Friday 02 April 2010
Cancer Research UK-funded scientists have identified two genes linked to Wilms’ tumour – a type of childhood kidney cancer according to research published in Clinical Cancer Research today (Friday)*.
The two genes, called MYCN and FBXW7, provide an important insight into how the disease develops and could lead to new treatments for children with a more aggressive form of Wilms’ tumour.
Wilms’ tumour is the most common form of kidney cancer in children. Each year 80 children are diagnosed with the disease in the UK and around 90 per cent can be successfully treated.
Researchers led by Professor Kathy Pritchard-Jones at The Institute of Cancer Research (ICR) found the two genes by scanning the chromosomes – the structure that contains all of our genetic material – of Wilms’ tumours from nearly 100 children with the disease. They were looking for alterations in the number of copies of thousands of genes that could help them to work out if these genes were linked to a particular type of the disease.
They found that children with a Wilms’ tumour who have an increased number of copies of the gene MYCN are more likely to have high risk forms of the disease**.
Between five and 10 per cent of children with Wilms’ tumour have the high risk form of the disease which is more likely to spread or return after initial treatment and is currently very difficult to treat successfully.
Professor Kathy Pritchard-Jones said: “We hope that these findings could open new avenues for treatment and also help target treatments to those children with the more aggressive forms of Wilms’ tumour – the type that’s more likely to return.
“Although treatment for most children with the disease is successful, we now have a useful marker to help us identify those with the high risk form of the disease. Further research is needed before we can use this marker to target stronger treatment to these children, but this is our aim.”
The researchers also found that around four per cent of Wilms’ tumour patients have mistakes in their tumour’s FBXW7 gene. These mutations are associated with a particular type of Wilms’ tumour that is normally successfully treated. This finding could help doctors to tailor treatments to each patient.
It is known that the FBXW7 gene is involved in the breakdown of MYCN, so this new discovery in Wilms’ tumour identifies an exciting new treatment target. There are already treatments in development for neuroblastomas** that target the MYCN gene and these same drugs could be used for Wilms’ tumours that return.
Dr Lesley Walker, director of cancer information at Cancer Research UK, said: “Our knowledge of the specific gene defects that cause Wilms’ tumours is limited, we only know the defects for less than half of all tumours, so this work is essential to understand more about the disease.
“This research could be an important step in discovering new treatments for children whose cancer is harder to treat.

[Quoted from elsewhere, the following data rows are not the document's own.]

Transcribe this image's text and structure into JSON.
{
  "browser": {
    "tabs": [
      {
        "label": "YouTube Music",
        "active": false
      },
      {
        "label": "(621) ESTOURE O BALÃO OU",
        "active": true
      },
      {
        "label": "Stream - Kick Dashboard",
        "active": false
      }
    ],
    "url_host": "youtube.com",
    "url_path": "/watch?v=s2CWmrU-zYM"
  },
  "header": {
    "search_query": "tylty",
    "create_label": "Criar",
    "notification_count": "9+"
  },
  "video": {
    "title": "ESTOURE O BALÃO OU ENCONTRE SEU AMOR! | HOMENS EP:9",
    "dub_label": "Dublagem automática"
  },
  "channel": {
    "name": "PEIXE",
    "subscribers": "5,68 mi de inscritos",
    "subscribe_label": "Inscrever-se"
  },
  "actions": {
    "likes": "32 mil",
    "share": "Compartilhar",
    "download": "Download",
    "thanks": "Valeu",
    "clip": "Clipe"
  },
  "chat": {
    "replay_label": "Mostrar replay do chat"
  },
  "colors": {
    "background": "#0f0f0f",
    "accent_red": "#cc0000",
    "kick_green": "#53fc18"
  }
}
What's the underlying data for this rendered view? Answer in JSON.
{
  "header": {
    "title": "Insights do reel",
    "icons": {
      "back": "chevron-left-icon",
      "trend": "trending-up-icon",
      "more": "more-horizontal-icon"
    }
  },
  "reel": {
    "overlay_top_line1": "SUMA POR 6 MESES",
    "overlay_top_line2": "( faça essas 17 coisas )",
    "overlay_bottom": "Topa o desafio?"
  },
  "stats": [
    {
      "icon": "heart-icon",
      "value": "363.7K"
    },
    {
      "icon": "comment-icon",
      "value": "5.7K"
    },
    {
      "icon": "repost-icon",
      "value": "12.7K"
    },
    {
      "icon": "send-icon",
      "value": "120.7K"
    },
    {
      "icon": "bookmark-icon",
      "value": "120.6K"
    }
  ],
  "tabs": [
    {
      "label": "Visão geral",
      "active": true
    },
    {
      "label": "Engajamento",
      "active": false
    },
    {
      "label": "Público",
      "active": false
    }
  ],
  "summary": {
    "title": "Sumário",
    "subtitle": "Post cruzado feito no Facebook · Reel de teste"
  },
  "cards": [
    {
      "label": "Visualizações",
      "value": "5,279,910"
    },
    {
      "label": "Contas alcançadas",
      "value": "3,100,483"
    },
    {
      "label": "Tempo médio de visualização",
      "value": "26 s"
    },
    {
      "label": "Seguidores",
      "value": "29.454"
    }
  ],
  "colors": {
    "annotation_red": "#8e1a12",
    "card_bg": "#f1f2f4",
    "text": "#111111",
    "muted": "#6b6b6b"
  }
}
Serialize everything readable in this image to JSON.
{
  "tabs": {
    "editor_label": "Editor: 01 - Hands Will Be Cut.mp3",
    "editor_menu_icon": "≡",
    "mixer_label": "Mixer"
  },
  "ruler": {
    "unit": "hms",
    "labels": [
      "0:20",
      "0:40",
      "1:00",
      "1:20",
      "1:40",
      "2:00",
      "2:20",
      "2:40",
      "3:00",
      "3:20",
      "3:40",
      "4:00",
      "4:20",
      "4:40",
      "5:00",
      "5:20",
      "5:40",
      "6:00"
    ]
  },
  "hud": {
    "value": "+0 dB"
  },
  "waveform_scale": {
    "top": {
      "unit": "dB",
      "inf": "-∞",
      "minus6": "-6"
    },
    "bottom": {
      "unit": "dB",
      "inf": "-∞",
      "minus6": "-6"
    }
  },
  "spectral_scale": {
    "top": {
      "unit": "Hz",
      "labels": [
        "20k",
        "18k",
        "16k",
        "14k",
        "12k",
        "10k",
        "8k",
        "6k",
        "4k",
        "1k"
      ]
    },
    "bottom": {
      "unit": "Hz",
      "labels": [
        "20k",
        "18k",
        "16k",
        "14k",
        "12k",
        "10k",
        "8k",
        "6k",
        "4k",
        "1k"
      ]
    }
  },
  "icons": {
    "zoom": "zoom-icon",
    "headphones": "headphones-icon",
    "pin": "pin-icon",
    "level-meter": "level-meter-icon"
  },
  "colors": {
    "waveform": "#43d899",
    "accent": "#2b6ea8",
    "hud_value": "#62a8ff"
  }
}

Cancer Research UK is the largest single funder of children’s cancer research in the country and we’re committed to ensuring more children are cured.”
For media enquiries please contact Simon Shears in the Cancer Research UK press office on 020 7061 8054 or, out-of-hours, the duty press officer on 07050 264 059.
Notes to Editors:
* Pritchard-Jones, K., et al Subtype-specific FBXW7 mutation and MYCN copy number gain in Wilms’ tumour (2010) Clinical Cancer Research.
** This gene is also linked to aggressive forms of other childhood cancers, especially neuroblastoma, a cancer of the nervous system.
Cancer Research UK
- Cancer Research UK is the world’s leading charity dedicated to beating cancer through research.
- The charity’s groundbreaking work into the prevention, diagnosis and treatment of cancer has helped save millions of lives. This work is funded entirely by the public.
- Cancer Research UK has been at the heart of the progress that has already seen survival rates double in the last thirty years.
- Cancer Research UK supports research into all aspects of cancer through the work of more than 4,800 scientists, doctors and nurses.
- Together with its partners and supporters, Cancer Research UK's vision is to beat cancer.
For further information about Cancer Research UK's work or to find out how to support the charity, please call 020 7121 6699 or visit www.cancerresearchuk.org
The Institute of Cancer Research (ICR)
- The ICR is Europe’s leading cancer research centre
- The ICR has been ranked the UK’s top academic research centre, based on the results of the Higher Education Funding Council’s Research Assessment Exercise
- The ICR works closely with partner The Royal Marsden NHS Foundation Trust to ensure patients immediately benefit from new research. Together the two organisations form the largest comprehensive cancer centre in Europe
- The ICR has charitable status and relies on voluntary income, spending 95 pence in every pound of total income directly on research
- As a college of the University of London, the ICR also provides postgraduate higher education of international distinction
- Over its 100-year history, the ICR’s achievements include identifying the potential link between smoking and lung cancer which was subsequently confirmed, discovering that DNA damage is the basic cause of cancer and isolating more cancer-related genes than any other organisation in the world
- The ICR is home to the world’s leading academic cancer drug development team. Several important anti-cancer drugs used worldwide were synthesised at the ICR and it has discovered an average of two preclinical candidates each year over the past five years
For more information visit www.icr.ac.uk